To make matters worse, on their picnic lunch date (yes, a romantic ride around the beautiful, wild country of Scotland is a date, Bree), we learn that most of all, underneath the hurt and pain and loss and loneliness, Bree is just a girl crying out for some answers. From her mother. From her father's memory. From a past she has no idea about.
She confesses to Roger that she secretly opened Frank's lockbox as a child, and in it were letters from Roger's father, who had done research for him. The Reverend mentioned an "incident" in one letter involving her mother and father in a way that seemed terrible. "Definitely something he didn't want to spill out on paper," she says.
Through their digging, Bree and Roger find old newspaper clippings in the storage room detailing Claire's disappearance in 1948, of how she returned "from the fairies" to Frank already three months pregnant. So Bree, naturally, presumes that on her days off, Claire has been visiting her former lover. Now, if you found out your dad might not be your real dad, would you be able to stay calm?! I don't think so.
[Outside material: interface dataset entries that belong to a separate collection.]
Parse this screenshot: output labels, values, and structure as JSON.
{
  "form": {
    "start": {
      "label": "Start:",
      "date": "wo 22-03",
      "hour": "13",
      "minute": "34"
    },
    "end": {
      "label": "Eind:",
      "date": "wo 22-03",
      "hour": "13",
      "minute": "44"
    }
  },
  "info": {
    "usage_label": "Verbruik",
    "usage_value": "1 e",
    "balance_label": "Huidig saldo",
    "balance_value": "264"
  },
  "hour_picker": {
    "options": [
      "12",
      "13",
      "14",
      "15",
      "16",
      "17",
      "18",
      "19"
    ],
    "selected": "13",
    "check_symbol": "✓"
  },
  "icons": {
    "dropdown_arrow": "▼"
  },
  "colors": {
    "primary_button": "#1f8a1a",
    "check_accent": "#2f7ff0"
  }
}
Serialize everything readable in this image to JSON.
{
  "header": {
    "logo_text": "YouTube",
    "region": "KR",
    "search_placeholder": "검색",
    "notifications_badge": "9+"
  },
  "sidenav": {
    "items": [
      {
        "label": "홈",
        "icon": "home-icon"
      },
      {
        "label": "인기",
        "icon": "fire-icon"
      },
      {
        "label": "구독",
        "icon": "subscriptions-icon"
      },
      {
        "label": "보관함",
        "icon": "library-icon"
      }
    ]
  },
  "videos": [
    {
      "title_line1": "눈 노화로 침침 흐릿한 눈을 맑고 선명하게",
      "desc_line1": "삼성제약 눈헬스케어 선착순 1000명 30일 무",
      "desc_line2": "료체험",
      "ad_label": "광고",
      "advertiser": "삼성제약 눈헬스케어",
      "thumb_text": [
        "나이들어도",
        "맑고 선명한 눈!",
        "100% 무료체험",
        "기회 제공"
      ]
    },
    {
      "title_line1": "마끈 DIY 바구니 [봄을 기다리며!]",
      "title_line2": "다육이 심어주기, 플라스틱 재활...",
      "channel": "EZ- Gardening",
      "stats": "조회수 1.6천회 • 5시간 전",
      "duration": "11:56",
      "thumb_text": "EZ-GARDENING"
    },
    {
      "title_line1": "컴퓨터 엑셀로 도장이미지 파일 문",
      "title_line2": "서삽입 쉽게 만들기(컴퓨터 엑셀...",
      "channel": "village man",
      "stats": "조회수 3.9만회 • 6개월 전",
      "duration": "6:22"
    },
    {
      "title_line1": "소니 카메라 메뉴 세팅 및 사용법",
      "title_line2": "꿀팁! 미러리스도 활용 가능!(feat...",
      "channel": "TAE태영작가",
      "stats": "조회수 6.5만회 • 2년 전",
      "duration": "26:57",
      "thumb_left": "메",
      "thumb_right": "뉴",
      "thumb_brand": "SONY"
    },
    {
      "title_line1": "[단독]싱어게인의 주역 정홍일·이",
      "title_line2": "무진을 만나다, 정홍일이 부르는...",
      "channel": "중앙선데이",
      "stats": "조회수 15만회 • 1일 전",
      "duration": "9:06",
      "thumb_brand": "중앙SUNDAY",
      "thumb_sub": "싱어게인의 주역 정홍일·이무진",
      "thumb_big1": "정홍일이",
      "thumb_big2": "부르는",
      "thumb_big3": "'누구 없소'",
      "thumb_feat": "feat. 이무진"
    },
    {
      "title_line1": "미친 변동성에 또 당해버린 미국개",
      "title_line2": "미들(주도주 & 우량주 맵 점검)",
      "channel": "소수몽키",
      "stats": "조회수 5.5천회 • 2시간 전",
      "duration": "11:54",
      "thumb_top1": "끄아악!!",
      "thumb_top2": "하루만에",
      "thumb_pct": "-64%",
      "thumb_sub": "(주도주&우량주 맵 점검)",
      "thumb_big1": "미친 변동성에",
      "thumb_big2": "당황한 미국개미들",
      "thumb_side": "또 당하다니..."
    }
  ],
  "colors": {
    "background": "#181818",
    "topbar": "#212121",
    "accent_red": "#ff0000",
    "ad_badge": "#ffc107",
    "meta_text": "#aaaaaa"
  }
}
And not only that, Claire tells her that her real father, James Fraser, was the love of her life, not the father Bree grew up with and loved her for 20 years. Pouring salt in the bombshell wound, Claire says she wasn't visiting him the past few days because he's dead. In fact, he died 200 years ago at the historical Battle of Culloden. Try that on for size.
Roger's Emotional Maturity Is At Its Peak Here
Understandably, Bree is completely rattled by the news and thinks her mother has lost her mind. But it is Roger's open-mindedness that encourages Bree to empathize with Claire, even if what she claims seems outlandish. Brownie points for Roger!
And his efforts pay off: Because Bree and Claire try to talk again, not so much about the "time travel delusion," but more like how Bree was named after Jamie's father, Brian. Even if Bree can't rationalize the idea of slamming one's head into a five-ton block of granite at Craigh na Dun, this is progress, here.
No More Lies
This all comes to a head when they try to warn Geillis before she travels back in time so she isn't burned at the stake after the witch trial. Bree and Roger had met her earlier at a rally for Scottish nationalists, and Claire is stunned when she sees the pamphlet they brought home with the name "Gillian Edgars" emblazoned at the top. But they are too late, and they watch, shocked, as she goes through the stones anyway.
Melting her defenses down, Bree had to see it to believe that her mother was telling the truth about going back in time and meeting her father in the past. She stops keeping her guard fixedly up, and shares with her mother a document she and Roger had found earlier, confirming that Jamie in fact hadn't died at Culloden. They promise that they'd share no more lies between them, and that vow holds steadfast as we see their relationship grow over the next three seasons.
In reviewing Bree's introduction to the show, it's now clear as day that this was a girl crying out in pain. So who could blame her for a snarky attitude as a form of defense? After all, it's hard to connect with your mother when she is living in the memories of a life you didn't even know she had.